Confused? Try the show on for size, mate!
Have you got anything helpful to say?
What? Oh. No.
Be a good person.
I mean, did you like it?
I did. To design a twelve-person performance over two stories, complete with (mostly) functioning AV and a consistent feeling takes chops. If that feeling is dizzy, then good, being a teenager is tough, man. Directed to spec, I think this show could be wonderful. Unfortunately the sheer size of the building poses mechanical problems that cut up the dramatic action in a disorienting way. There were aspects of the production I felt were half-realized. The set designs were individually uninteresting and the costumes failed to realize the potential of the graphic novel, but that’s only to be expected. A project this ambitious is going to need to be fine-tuned to the nth-degree before it really comes to fruition. Oh yeah, the graphic novel! Matthew made a great effort to take a niche comic interest and turn it into a relatable show that appealed to its audience. I was less keen on the soundtrack, which seemed a little garbled. The videos though, were great. Not even one of them blue screened or said INPUT in colossal cunt letters, and I thought that one video in particular was beautiful. Despite some overacting, the cast were cool, committed and clearly glad to be there. I was impressed by the more nuanced performances by Abigail Clarke and Laoise Murray, who clearly saw the difference between audience interaction and stage conversation and, coincidentally, spoke loud enough for me to hear them. And I’m the one that matters, me. They dealt easily with the logistics of moving the raving crowd before them and deftly saw us through their teenage nightmare.
I struggled to understand, but had a whale of a time despite that.
That sounds like your life story.
Yeah. Juggling the narrative (which I struggled to comprehend) and the building was a bridge too far for Phonogram, but it was a fun filled if neurotic night in the club, and I love to dance, baby.

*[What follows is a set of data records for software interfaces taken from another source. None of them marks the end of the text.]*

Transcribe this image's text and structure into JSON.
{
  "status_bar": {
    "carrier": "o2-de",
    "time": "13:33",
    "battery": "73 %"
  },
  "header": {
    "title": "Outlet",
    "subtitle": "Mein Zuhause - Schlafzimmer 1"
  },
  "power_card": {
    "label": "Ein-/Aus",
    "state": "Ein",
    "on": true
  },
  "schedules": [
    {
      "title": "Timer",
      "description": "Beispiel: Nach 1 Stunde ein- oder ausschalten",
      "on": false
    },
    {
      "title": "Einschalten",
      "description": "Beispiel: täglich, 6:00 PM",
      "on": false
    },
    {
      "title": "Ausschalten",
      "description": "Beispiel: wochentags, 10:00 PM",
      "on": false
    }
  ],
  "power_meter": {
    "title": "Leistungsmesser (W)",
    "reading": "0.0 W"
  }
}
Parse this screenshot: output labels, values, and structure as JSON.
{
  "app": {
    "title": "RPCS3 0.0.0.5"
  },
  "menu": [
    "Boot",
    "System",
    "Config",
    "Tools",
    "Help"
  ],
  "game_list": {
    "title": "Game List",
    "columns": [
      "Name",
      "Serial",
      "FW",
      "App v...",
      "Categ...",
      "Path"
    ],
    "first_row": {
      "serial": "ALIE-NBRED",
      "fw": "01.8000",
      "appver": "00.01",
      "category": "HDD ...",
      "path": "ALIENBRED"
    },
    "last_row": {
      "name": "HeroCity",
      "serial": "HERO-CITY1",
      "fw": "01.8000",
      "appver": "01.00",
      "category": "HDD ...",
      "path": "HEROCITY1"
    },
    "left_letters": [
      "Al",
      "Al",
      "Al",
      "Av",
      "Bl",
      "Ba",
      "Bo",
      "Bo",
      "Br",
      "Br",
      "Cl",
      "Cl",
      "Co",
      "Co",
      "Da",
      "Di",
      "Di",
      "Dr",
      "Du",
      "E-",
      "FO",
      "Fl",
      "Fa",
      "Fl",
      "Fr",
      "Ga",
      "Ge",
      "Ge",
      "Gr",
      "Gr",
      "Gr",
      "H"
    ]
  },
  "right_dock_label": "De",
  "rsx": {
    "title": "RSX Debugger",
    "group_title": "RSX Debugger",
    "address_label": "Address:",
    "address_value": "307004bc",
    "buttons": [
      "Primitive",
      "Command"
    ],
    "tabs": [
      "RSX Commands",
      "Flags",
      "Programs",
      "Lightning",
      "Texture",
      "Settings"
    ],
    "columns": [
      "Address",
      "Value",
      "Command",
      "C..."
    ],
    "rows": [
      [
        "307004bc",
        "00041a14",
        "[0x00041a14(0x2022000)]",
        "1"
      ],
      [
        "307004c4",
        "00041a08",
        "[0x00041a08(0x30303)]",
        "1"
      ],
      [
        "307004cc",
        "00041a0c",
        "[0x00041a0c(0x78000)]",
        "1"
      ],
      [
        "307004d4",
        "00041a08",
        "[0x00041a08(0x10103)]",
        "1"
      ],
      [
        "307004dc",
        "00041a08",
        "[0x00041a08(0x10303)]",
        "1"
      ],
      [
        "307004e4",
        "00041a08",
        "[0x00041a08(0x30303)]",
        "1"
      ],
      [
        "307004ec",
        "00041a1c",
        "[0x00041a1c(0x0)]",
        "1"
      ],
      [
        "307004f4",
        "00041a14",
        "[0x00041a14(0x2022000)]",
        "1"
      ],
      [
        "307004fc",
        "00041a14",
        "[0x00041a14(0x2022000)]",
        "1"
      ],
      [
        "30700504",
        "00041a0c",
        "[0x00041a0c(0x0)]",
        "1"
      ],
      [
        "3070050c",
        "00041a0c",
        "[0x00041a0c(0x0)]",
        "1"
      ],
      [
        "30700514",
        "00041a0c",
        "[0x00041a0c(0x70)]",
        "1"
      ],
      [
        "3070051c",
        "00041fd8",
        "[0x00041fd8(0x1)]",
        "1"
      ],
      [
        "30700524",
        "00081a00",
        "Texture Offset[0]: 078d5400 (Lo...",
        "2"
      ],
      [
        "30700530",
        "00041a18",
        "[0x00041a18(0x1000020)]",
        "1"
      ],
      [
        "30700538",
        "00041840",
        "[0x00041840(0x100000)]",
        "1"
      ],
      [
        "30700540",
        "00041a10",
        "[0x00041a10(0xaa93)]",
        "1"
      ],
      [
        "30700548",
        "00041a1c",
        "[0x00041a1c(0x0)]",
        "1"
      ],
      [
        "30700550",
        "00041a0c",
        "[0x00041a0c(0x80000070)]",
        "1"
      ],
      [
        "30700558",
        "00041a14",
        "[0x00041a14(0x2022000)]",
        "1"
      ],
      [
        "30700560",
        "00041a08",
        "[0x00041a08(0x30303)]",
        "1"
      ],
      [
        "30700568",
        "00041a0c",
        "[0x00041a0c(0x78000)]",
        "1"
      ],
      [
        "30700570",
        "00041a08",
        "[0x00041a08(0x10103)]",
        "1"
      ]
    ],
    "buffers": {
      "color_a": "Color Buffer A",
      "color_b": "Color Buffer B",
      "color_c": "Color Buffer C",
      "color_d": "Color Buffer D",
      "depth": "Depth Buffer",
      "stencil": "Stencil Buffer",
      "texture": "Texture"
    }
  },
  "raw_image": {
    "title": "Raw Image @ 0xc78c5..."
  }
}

So see you there!
Who were you?
Are you okay man, you seem a bit manic?